The book provides glimpses into the political and scientific struggles that the American and Soviet space programs endured, and how the German rocket research provided the baseline for further development.

Having traveled to the Soviet Union (and now Russia) for more than 20 years, and having a long time interest in the space program, the book is providing a unbelievable account of the struggle created by the political regime in Russia, and how the Soviets and Americans depended on the German program (in the beginning).

Evolution Enters The November Ballot Box

Evolution is an election issue in Ohio this year. Ninety percent of the science faculty at Case Western Reserve signed a letter endorsing the candidacy of Tom Sawyer for Ohio School Board. Sawyer is running against the incumbent Dr. D. Owens Fink, a professor of Marketing at the University of Akron. Fink supports I.D. and the insistence the the science curriculum standards include lessons in which evolution is singled out to be critically analyzed. The Ohio board voted against such an addition to the curriculum last year.

The organizer of the letter at Case Western Reserve is Lawrence Krause, professor of physics. Krause has been active in the I.D. and evolution debate, not only in Ohio, but in other parts of the country. Krause also wrote a letter to the Pope (July, 2005) in which he took issue with Cardinal Christoph SchÅ¡nborn, archbishop of Vienna who appeared to dangerously redefine the Church’s view on Evolution. According to Krause, the Cardinal dismissed the 1996 message of Pope John Paul II to the Pontifical Academy, calling it “rather vague and unimportant”. Krause concluded his letter with this statement: “We are writing to you today to request that you clarify once again the Church’s position on Evolution and Science, that you reaffirm the remarkable statements of Pope John Paul II and the International Theological Commission, so that it will be clear that Cardinal SchÅ¡nborn’s remarks do not reflect the views of the Holy See.”

Krause also wrote to the U.S. Department of Education, and pointed out that Evolutionary Biology had been omitted from a list of majors eligible in the Education Department’s National Smart Grant Program.

The Shenandoah Valley

Drove today from Marietta to Dublin (VA) on our way to Lynchburg, about 400 miles. Most of the drive was in the gorgeous Shenadnoah Valley. I’ve written before about the Shenandoah Valley in an earlier post in a discussion of plate tectonics, and other matters geology.
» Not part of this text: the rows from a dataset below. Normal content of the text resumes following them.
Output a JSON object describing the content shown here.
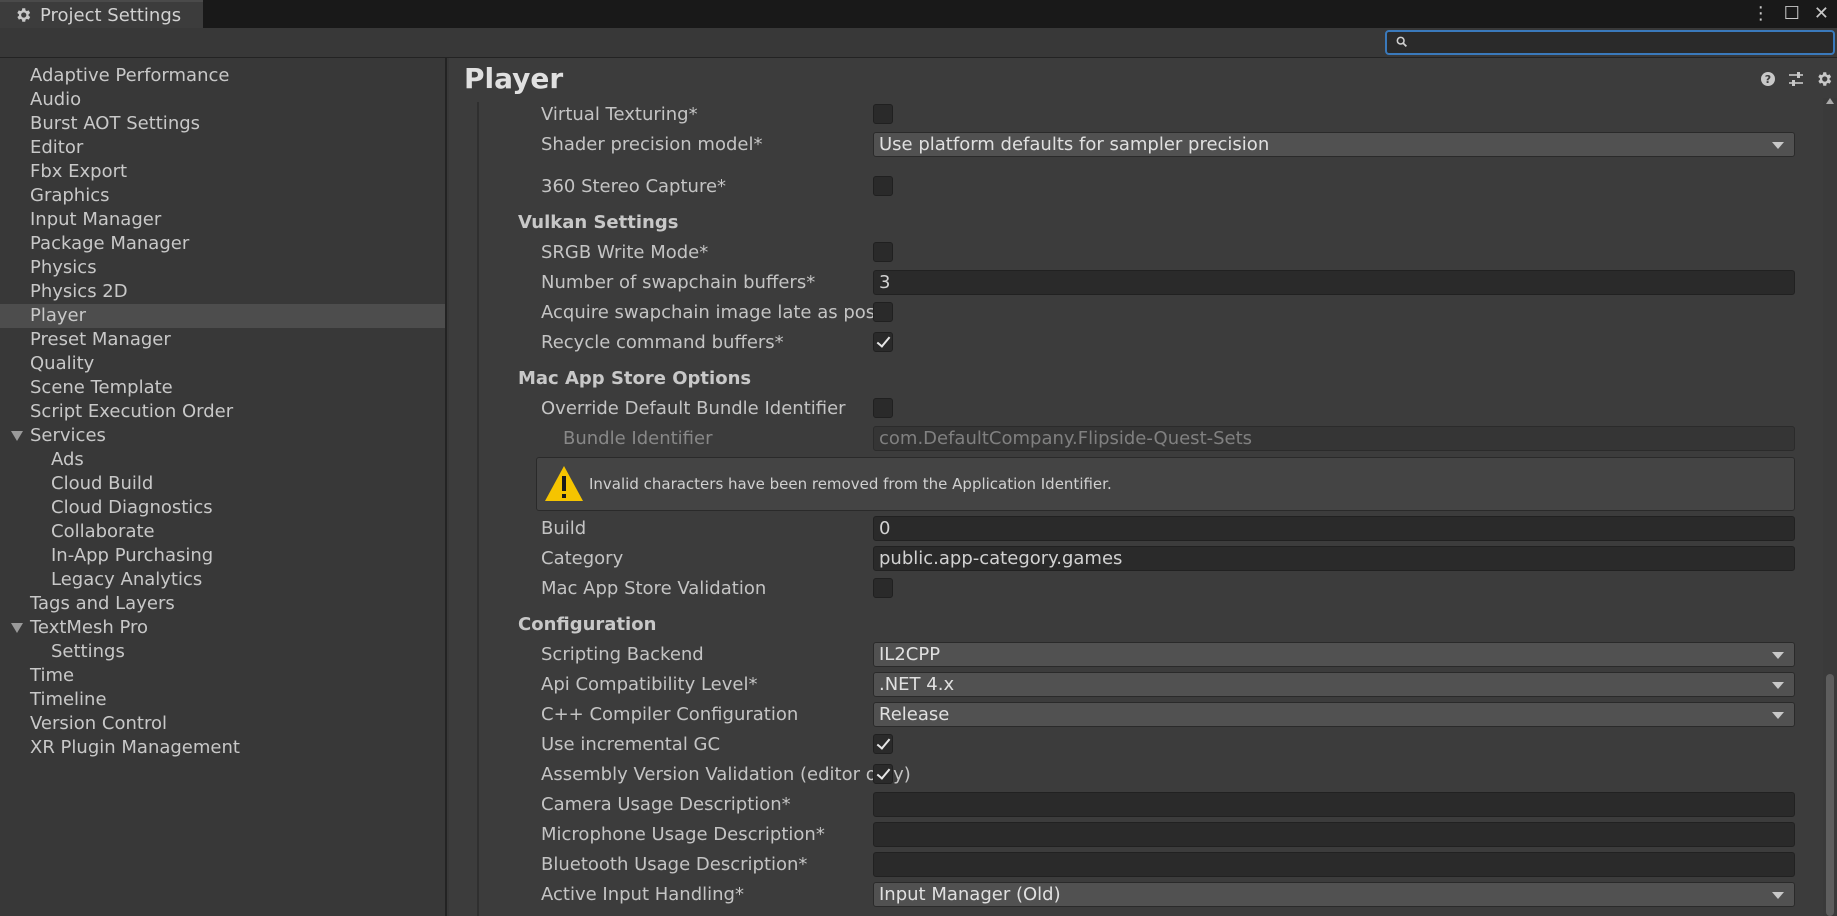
{
  "window": {
    "tab_label": "Project Settings"
  },
  "search": {
    "value": "",
    "placeholder": ""
  },
  "sidebar": {
    "items": [
      {
        "label": "Adaptive Performance"
      },
      {
        "label": "Audio"
      },
      {
        "label": "Burst AOT Settings"
      },
      {
        "label": "Editor"
      },
      {
        "label": "Fbx Export"
      },
      {
        "label": "Graphics"
      },
      {
        "label": "Input Manager"
      },
      {
        "label": "Package Manager"
      },
      {
        "label": "Physics"
      },
      {
        "label": "Physics 2D"
      },
      {
        "label": "Player"
      },
      {
        "label": "Preset Manager"
      },
      {
        "label": "Quality"
      },
      {
        "label": "Scene Template"
      },
      {
        "label": "Script Execution Order"
      },
      {
        "label": "Services"
      },
      {
        "label": "Ads"
      },
      {
        "label": "Cloud Build"
      },
      {
        "label": "Cloud Diagnostics"
      },
      {
        "label": "Collaborate"
      },
      {
        "label": "In-App Purchasing"
      },
      {
        "label": "Legacy Analytics"
      },
      {
        "label": "Tags and Layers"
      },
      {
        "label": "TextMesh Pro"
      },
      {
        "label": "Settings"
      },
      {
        "label": "Time"
      },
      {
        "label": "Timeline"
      },
      {
        "label": "Version Control"
      },
      {
        "label": "XR Plugin Management"
      }
    ]
  },
  "main": {
    "title": "Player",
    "rendering": {
      "virtual_texturing": {
        "label": "Virtual Texturing*",
        "checked": false
      },
      "shader_precision": {
        "label": "Shader precision model*",
        "value": "Use platform defaults for sampler precision"
      },
      "stereo_capture": {
        "label": "360 Stereo Capture*",
        "checked": false
      }
    },
    "vulkan": {
      "header": "Vulkan Settings",
      "srgb_write": {
        "label": "SRGB Write Mode*",
        "checked": false
      },
      "swapchain_buffers": {
        "label": "Number of swapchain buffers*",
        "value": "3"
      },
      "acquire_late": {
        "label": "Acquire swapchain image late as possible*",
        "checked": false
      },
      "recycle_buffers": {
        "label": "Recycle command buffers*",
        "checked": true
      }
    },
    "mac_app_store": {
      "header": "Mac App Store Options",
      "override_bundle": {
        "label": "Override Default Bundle Identifier",
        "checked": false
      },
      "bundle_identifier": {
        "label": "Bundle Identifier",
        "value": "com.DefaultCompany.Flipside-Quest-Sets"
      },
      "warning": "Invalid characters have been removed from the Application Identifier.",
      "build": {
        "label": "Build",
        "value": "0"
      },
      "category": {
        "label": "Category",
        "value": "public.app-category.games"
      },
      "validation": {
        "label": "Mac App Store Validation",
        "checked": false
      }
    },
    "configuration": {
      "header": "Configuration",
      "scripting_backend": {
        "label": "Scripting Backend",
        "value": "IL2CPP"
      },
      "api_level": {
        "label": "Api Compatibility Level*",
        "value": ".NET 4.x"
      },
      "cpp_config": {
        "label": "C++ Compiler Configuration",
        "value": "Release"
      },
      "incremental_gc": {
        "label": "Use incremental GC",
        "checked": true
      },
      "assembly_validation": {
        "label": "Assembly Version Validation (editor only)",
        "checked": true
      },
      "camera_usage": {
        "label": "Camera Usage Description*",
        "value": ""
      },
      "microphone_usage": {
        "label": "Microphone Usage Description*",
        "value": ""
      },
      "bluetooth_usage": {
        "label": "Bluetooth Usage Description*",
        "value": ""
      },
      "input_handling": {
        "label": "Active Input Handling*",
        "value": "Input Manager (Old)"
      }
    }
  },
  "colors": {
    "accent": "#3a79bb",
    "warning": "#f5c400",
    "panel": "#3c3c3c",
    "field": "#2a2a2a"
  },
  "icons": [
    "gear-icon",
    "more-menu-icon",
    "maximize-icon",
    "close-icon",
    "search-icon",
    "help-icon",
    "presets-icon",
    "settings-icon",
    "warning-icon",
    "chevron-down-icon",
    "checkmark-icon"
  ]
}
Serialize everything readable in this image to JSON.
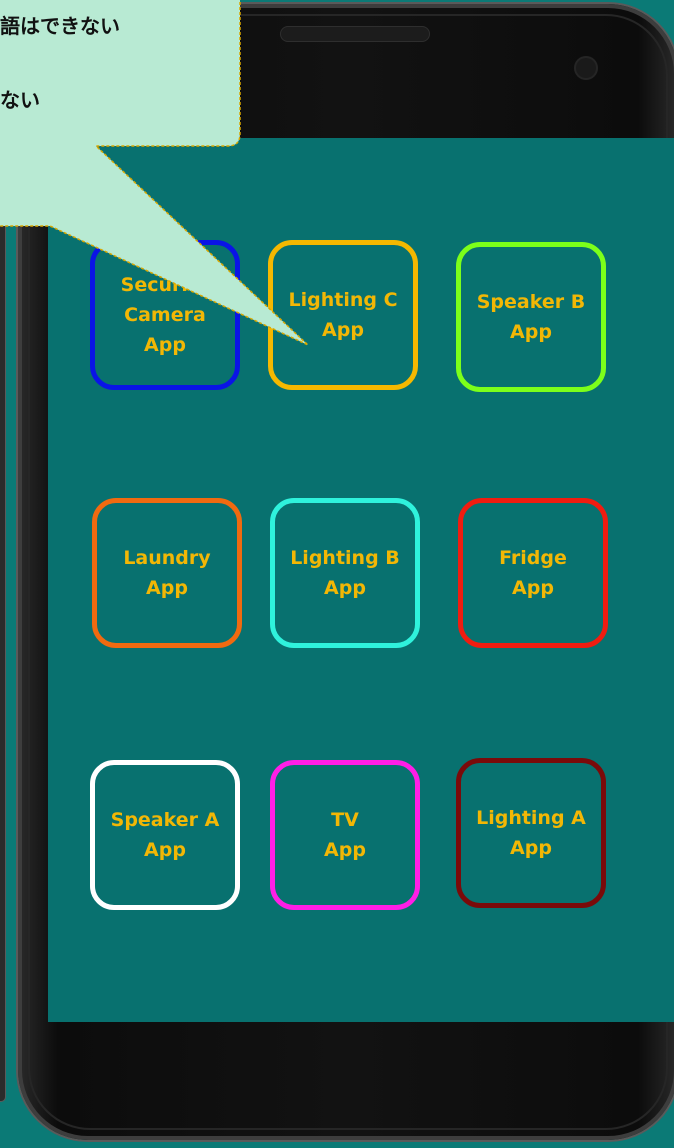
{
  "callout": {
    "line1": "語はできない",
    "line2": "ない"
  },
  "apps": [
    {
      "label": "Security\nCamera\nApp",
      "color": "#0a14e6"
    },
    {
      "label": "Lighting C\nApp",
      "color": "#f5b800"
    },
    {
      "label": "Speaker B\nApp",
      "color": "#7cff1a"
    },
    {
      "label": "Laundry\nApp",
      "color": "#f06a10"
    },
    {
      "label": "Lighting B\nApp",
      "color": "#2ff2dc"
    },
    {
      "label": "Fridge\nApp",
      "color": "#f01c10"
    },
    {
      "label": "Speaker A\nApp",
      "color": "#ffffff"
    },
    {
      "label": "TV\nApp",
      "color": "#ff1ee6"
    },
    {
      "label": "Lighting A\nApp",
      "color": "#7a0a0a"
    }
  ],
  "colors": {
    "background": "#0b7a76",
    "screen": "#08716f",
    "app_text": "#f2b705",
    "callout_fill": "#b8ead3",
    "callout_border": "#d9a800"
  }
}
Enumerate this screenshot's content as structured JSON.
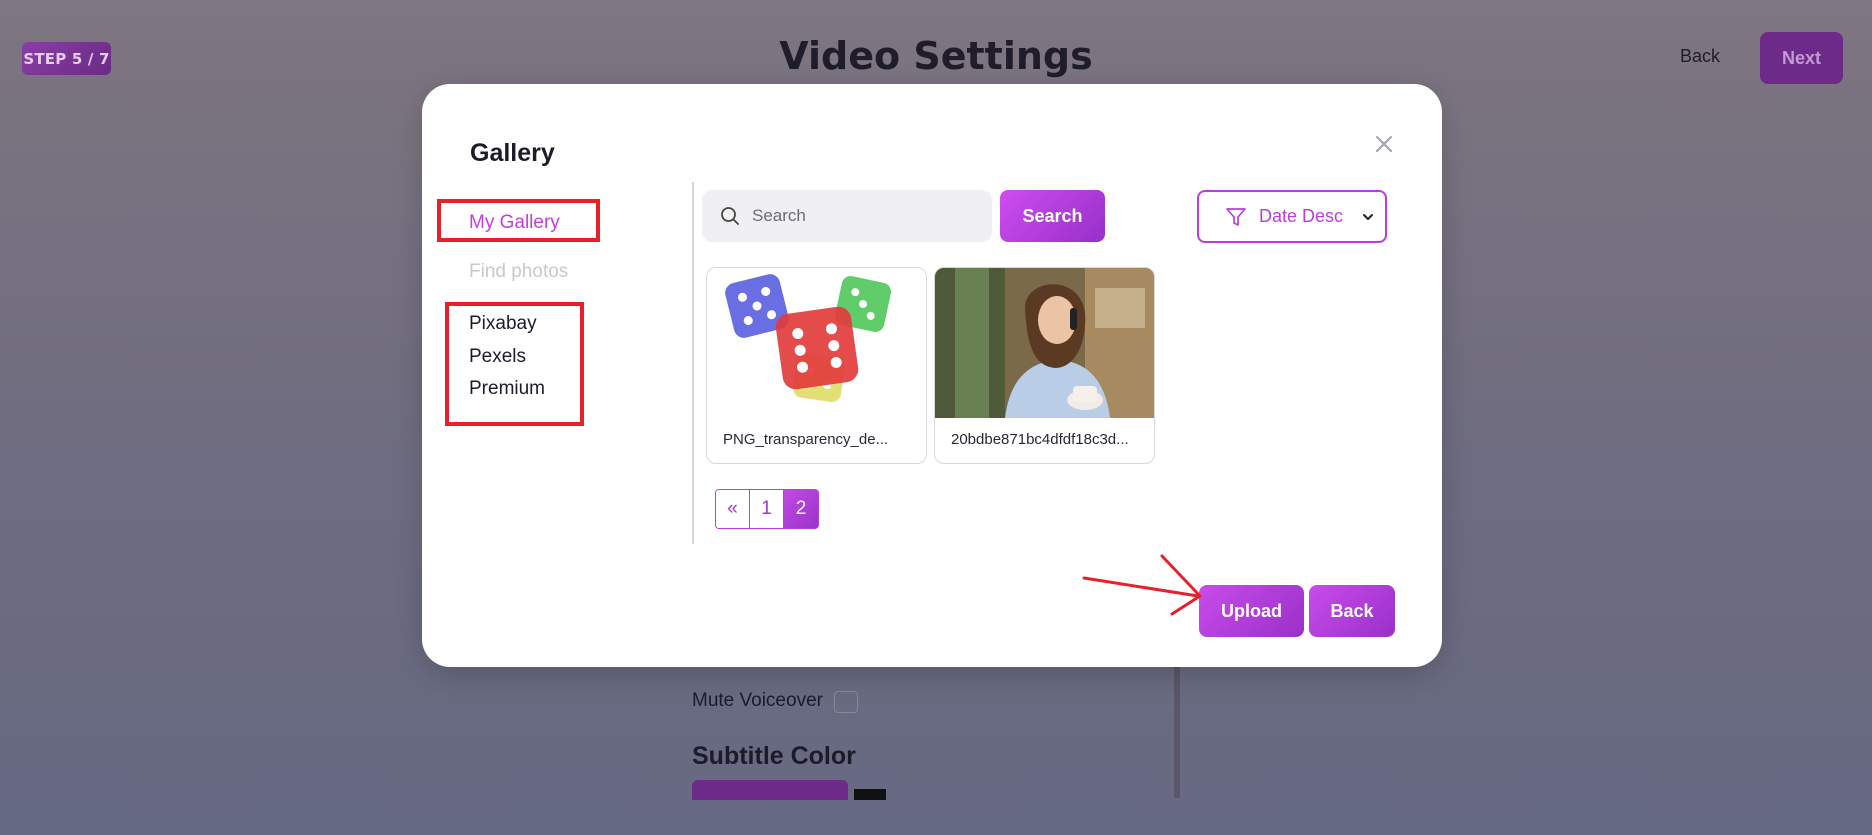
{
  "header": {
    "step_badge": "STEP 5 / 7",
    "title": "Video Settings",
    "back_label": "Back",
    "next_label": "Next"
  },
  "background": {
    "mute_voiceover_label": "Mute Voiceover",
    "mute_voiceover_checked": false,
    "subtitle_color_heading": "Subtitle Color"
  },
  "modal": {
    "title": "Gallery",
    "close_icon": "close-icon",
    "nav": {
      "my_gallery": "My Gallery",
      "find_photos": "Find photos",
      "sources": [
        "Pixabay",
        "Pexels",
        "Premium"
      ]
    },
    "search": {
      "placeholder": "Search",
      "value": "",
      "button_label": "Search"
    },
    "sort": {
      "selected": "Date Desc"
    },
    "items": [
      {
        "caption": "PNG_transparency_de..."
      },
      {
        "caption": "20bdbe871bc4dfdf18c3d..."
      }
    ],
    "pagination": {
      "prev": "«",
      "pages": [
        "1",
        "2"
      ],
      "current": "2"
    },
    "upload_label": "Upload",
    "back_label": "Back"
  },
  "colors": {
    "accent": "#b93ede",
    "annotation": "#e8202a"
  }
}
Interstate 81 runs the length of the Valley, and from this vantage you can experience hundreds of miles of the valley from Tennessee to Pennsylvannia. On either side of I-81 you will see farms, now the autumn colors, rock strata exposed along the way, and the beautiful mountains of the Appalachians.